* **EXERCISE**
Reprint every entry, character for character.

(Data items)
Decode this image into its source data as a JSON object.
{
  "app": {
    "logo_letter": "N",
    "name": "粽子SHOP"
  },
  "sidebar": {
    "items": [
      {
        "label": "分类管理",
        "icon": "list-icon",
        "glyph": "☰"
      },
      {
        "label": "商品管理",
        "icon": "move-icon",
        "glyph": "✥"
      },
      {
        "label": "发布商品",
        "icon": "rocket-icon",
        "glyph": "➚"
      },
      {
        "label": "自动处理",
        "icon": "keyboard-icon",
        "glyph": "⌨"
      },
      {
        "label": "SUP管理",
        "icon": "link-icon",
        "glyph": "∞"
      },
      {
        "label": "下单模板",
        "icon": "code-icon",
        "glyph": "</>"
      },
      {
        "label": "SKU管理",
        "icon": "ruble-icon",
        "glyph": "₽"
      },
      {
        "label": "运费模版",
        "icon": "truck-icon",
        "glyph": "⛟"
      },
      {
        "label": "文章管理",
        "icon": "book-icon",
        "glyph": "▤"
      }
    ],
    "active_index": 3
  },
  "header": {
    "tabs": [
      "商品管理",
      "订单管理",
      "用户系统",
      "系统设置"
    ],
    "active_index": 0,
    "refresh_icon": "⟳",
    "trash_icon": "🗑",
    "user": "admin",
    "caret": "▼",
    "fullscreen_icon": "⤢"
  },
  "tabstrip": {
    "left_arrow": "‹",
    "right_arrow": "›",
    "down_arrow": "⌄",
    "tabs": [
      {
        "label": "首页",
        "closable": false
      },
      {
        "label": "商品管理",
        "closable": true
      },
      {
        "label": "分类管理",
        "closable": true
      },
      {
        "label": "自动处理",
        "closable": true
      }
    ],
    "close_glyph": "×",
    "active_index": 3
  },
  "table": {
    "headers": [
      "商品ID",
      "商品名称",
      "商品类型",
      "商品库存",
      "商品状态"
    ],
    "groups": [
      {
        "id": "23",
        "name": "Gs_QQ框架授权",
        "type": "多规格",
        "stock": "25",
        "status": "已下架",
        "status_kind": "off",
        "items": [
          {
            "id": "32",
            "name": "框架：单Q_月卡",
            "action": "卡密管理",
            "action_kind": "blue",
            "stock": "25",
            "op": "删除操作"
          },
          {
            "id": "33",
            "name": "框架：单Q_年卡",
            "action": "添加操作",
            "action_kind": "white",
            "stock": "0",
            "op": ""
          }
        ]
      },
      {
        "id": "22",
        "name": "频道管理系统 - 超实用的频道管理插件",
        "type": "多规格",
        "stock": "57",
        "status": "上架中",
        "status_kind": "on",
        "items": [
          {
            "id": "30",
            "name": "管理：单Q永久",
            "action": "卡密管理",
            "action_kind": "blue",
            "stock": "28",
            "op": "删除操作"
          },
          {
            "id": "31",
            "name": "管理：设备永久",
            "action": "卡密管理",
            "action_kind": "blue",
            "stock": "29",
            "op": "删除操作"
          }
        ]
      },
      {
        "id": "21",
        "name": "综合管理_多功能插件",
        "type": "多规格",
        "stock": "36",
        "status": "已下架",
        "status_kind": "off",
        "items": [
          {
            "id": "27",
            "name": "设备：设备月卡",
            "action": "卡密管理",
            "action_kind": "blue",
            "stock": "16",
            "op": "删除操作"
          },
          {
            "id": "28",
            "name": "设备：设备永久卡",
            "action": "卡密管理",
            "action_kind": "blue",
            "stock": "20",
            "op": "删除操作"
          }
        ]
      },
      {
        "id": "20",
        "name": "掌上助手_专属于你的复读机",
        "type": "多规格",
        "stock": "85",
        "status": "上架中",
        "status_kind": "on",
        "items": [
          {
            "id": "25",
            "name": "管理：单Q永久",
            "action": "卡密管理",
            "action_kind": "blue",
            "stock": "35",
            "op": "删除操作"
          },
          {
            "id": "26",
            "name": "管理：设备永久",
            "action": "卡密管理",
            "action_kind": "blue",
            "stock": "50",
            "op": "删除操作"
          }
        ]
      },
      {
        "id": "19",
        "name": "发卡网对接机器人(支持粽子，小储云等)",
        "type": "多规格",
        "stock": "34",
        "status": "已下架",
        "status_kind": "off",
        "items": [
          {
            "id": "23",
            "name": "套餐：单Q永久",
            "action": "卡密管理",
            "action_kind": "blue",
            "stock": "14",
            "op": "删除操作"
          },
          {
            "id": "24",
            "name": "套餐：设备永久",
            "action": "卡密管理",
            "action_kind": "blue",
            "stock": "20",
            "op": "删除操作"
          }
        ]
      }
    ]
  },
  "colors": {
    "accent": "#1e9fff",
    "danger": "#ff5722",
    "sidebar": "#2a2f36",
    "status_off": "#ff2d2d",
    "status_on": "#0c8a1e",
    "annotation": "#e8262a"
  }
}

* **YOUR SOLUTION**
Decode this image into its source data as a JSON object.
{
  "app": {
    "logo_letter": "N",
    "name": "粽子SHOP"
  },
  "sidebar": {
    "items": [
      {
        "label": "分类管理",
        "icon": "list-icon",
        "glyph": "☰"
      },
      {
        "label": "商品管理",
        "icon": "move-icon",
        "glyph": "✥"
      },
      {
        "label": "发布商品",
        "icon": "rocket-icon",
        "glyph": "➚"
      },
      {
        "label": "自动处理",
        "icon": "keyboard-icon",
        "glyph": "⌨"
      },
      {
        "label": "SUP管理",
        "icon": "link-icon",
        "glyph": "∞"
      },
      {
        "label": "下单模板",
        "icon": "code-icon",
        "glyph": "</>"
      },
      {
        "label": "SKU管理",
        "icon": "ruble-icon",
        "glyph": "₽"
      },
      {
        "label": "运费模版",
        "icon": "truck-icon",
        "glyph": "⛟"
      },
      {
        "label": "文章管理",
        "icon": "book-icon",
        "glyph": "▤"
      }
    ],
    "active_index": 3
  },
  "header": {
    "tabs": [
      "商品管理",
      "订单管理",
      "用户系统",
      "系统设置"
    ],
    "active_index": 0,
    "refresh_icon": "⟳",
    "trash_icon": "🗑",
    "user": "admin",
    "caret": "▼",
    "fullscreen_icon": "⤢"
  },
  "tabstrip": {
    "left_arrow": "‹",
    "right_arrow": "›",
    "down_arrow": "⌄",
    "tabs": [
      {
        "label": "首页",
        "closable": false
      },
      {
        "label": "商品管理",
        "closable": true
      },
      {
        "label": "分类管理",
        "closable": true
      },
      {
        "label": "自动处理",
        "closable": true
      }
    ],
    "close_glyph": "×",
    "active_index": 3
  },
  "table": {
    "headers": [
      "商品ID",
      "商品名称",
      "商品类型",
      "商品库存",
      "商品状态"
    ],
    "groups": [
      {
        "id": "23",
        "name": "Gs_QQ框架授权",
        "type": "多规格",
        "stock": "25",
        "status": "已下架",
        "status_kind": "off",
        "items": [
          {
            "id": "32",
            "name": "框架：单Q_月卡",
            "action": "卡密管理",
            "action_kind": "blue",
            "stock": "25",
            "op": "删除操作"
          },
          {
            "id": "33",
            "name": "框架：单Q_年卡",
            "action": "添加操作",
            "action_kind": "white",
            "stock": "0",
            "op": ""
          }
        ]
      },
      {
        "id": "22",
        "name": "频道管理系统 - 超实用的频道管理插件",
        "type": "多规格",
        "stock": "57",
        "status": "上架中",
        "status_kind": "on",
        "items": [
          {
            "id": "30",
            "name": "管理：单Q永久",
            "action": "卡密管理",
            "action_kind": "blue",
            "stock": "28",
            "op": "删除操作"
          },
          {
            "id": "31",
            "name": "管理：设备永久",
            "action": "卡密管理",
            "action_kind": "blue",
            "stock": "29",
            "op": "删除操作"
          }
        ]
      },
      {
        "id": "21",
        "name": "综合管理_多功能插件",
        "type": "多规格",
        "stock": "36",
        "status": "已下架",
        "status_kind": "off",
        "items": [
          {
            "id": "27",
            "name": "设备：设备月卡",
            "action": "卡密管理",
            "action_kind": "blue",
            "stock": "16",
            "op": "删除操作"
          },
          {
            "id": "28",
            "name": "设备：设备永久卡",
            "action": "卡密管理",
            "action_kind": "blue",
            "stock": "20",
            "op": "删除操作"
          }
        ]
      },
      {
        "id": "20",
        "name": "掌上助手_专属于你的复读机",
        "type": "多规格",
        "stock": "85",
        "status": "上架中",
        "status_kind": "on",
        "items": [
          {
            "id": "25",
            "name": "管理：单Q永久",
            "action": "卡密管理",
            "action_kind": "blue",
            "stock": "35",
            "op": "删除操作"
          },
          {
            "id": "26",
            "name": "管理：设备永久",
            "action": "卡密管理",
            "action_kind": "blue",
            "stock": "50",
            "op": "删除操作"
          }
        ]
      },
      {
        "id": "19",
        "name": "发卡网对接机器人(支持粽子，小储云等)",
        "type": "多规格",
        "stock": "34",
        "status": "已下架",
        "status_kind": "off",
        "items": [
          {
            "id": "23",
            "name": "套餐：单Q永久",
            "action": "卡密管理",
            "action_kind": "blue",
            "stock": "14",
            "op": "删除操作"
          },
          {
            "id": "24",
            "name": "套餐：设备永久",
            "action": "卡密管理",
            "action_kind": "blue",
            "stock": "20",
            "op": "删除操作"
          }
        ]
      }
    ]
  },
  "colors": {
    "accent": "#1e9fff",
    "danger": "#ff5722",
    "sidebar": "#2a2f36",
    "status_off": "#ff2d2d",
    "status_on": "#0c8a1e",
    "annotation": "#e8262a"
  }
}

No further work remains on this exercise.